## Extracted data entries
•••••

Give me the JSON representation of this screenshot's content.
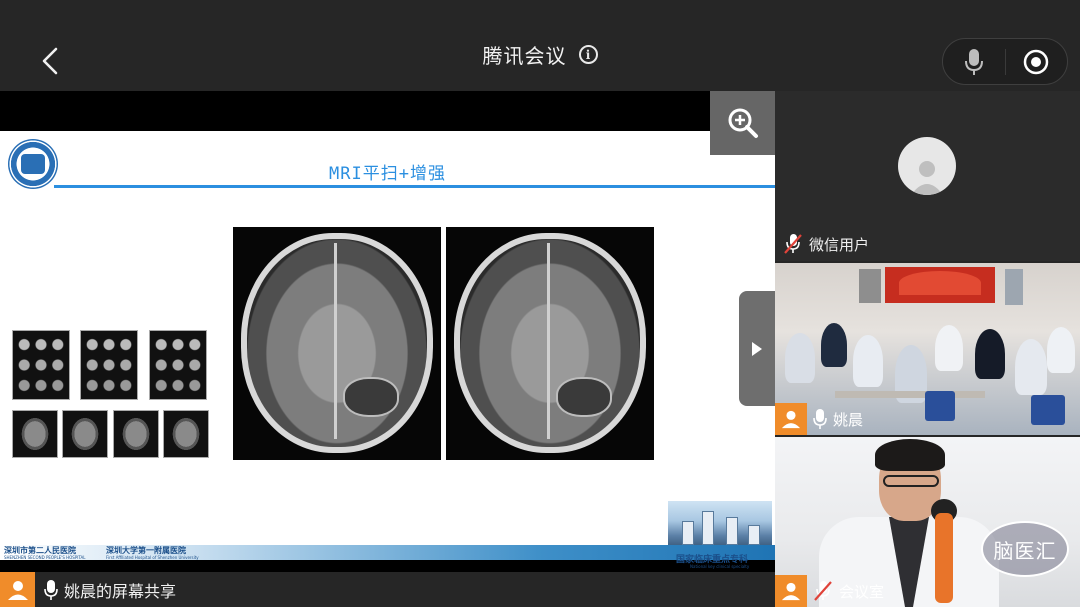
{
  "header": {
    "title": "腾讯会议",
    "back_label": "back",
    "info_icon": "i"
  },
  "controls": {
    "mic_state": "microphone",
    "record_state": "record"
  },
  "shared_screen": {
    "slide": {
      "title": "MRI平扫+增强",
      "footer_left": "深圳市第二人民医院",
      "footer_left_sub": "SHENZHEN SECOND PEOPLE'S HOSPITAL",
      "footer_mid": "深圳大学第一附属医院",
      "footer_mid_sub": "First Affiliated Hospital of Shenzhen University",
      "footer_right": "国家临床重点专科",
      "footer_right_sub": "National key clinical specialty"
    },
    "sharer_label": "姚晨的屏幕共享"
  },
  "participants": [
    {
      "name": "微信用户",
      "mic": "muted"
    },
    {
      "name": "姚晨",
      "mic": "on"
    },
    {
      "name": "会议室",
      "mic": "muted",
      "badge": "脑医汇"
    }
  ],
  "colors": {
    "accent_blue": "#2b8fe0",
    "avatar_orange": "#f08c2a",
    "bar_bg": "#262626"
  }
}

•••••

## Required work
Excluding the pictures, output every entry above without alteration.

## Response box
Give me the JSON representation of this screenshot's content.
{
  "header": {
    "title": "腾讯会议",
    "back_label": "back",
    "info_icon": "i"
  },
  "controls": {
    "mic_state": "microphone",
    "record_state": "record"
  },
  "shared_screen": {
    "slide": {
      "title": "MRI平扫+增强",
      "footer_left": "深圳市第二人民医院",
      "footer_left_sub": "SHENZHEN SECOND PEOPLE'S HOSPITAL",
      "footer_mid": "深圳大学第一附属医院",
      "footer_mid_sub": "First Affiliated Hospital of Shenzhen University",
      "footer_right": "国家临床重点专科",
      "footer_right_sub": "National key clinical specialty"
    },
    "sharer_label": "姚晨的屏幕共享"
  },
  "participants": [
    {
      "name": "微信用户",
      "mic": "muted"
    },
    {
      "name": "姚晨",
      "mic": "on"
    },
    {
      "name": "会议室",
      "mic": "muted",
      "badge": "脑医汇"
    }
  ],
  "colors": {
    "accent_blue": "#2b8fe0",
    "avatar_orange": "#f08c2a",
    "bar_bg": "#262626"
  }
}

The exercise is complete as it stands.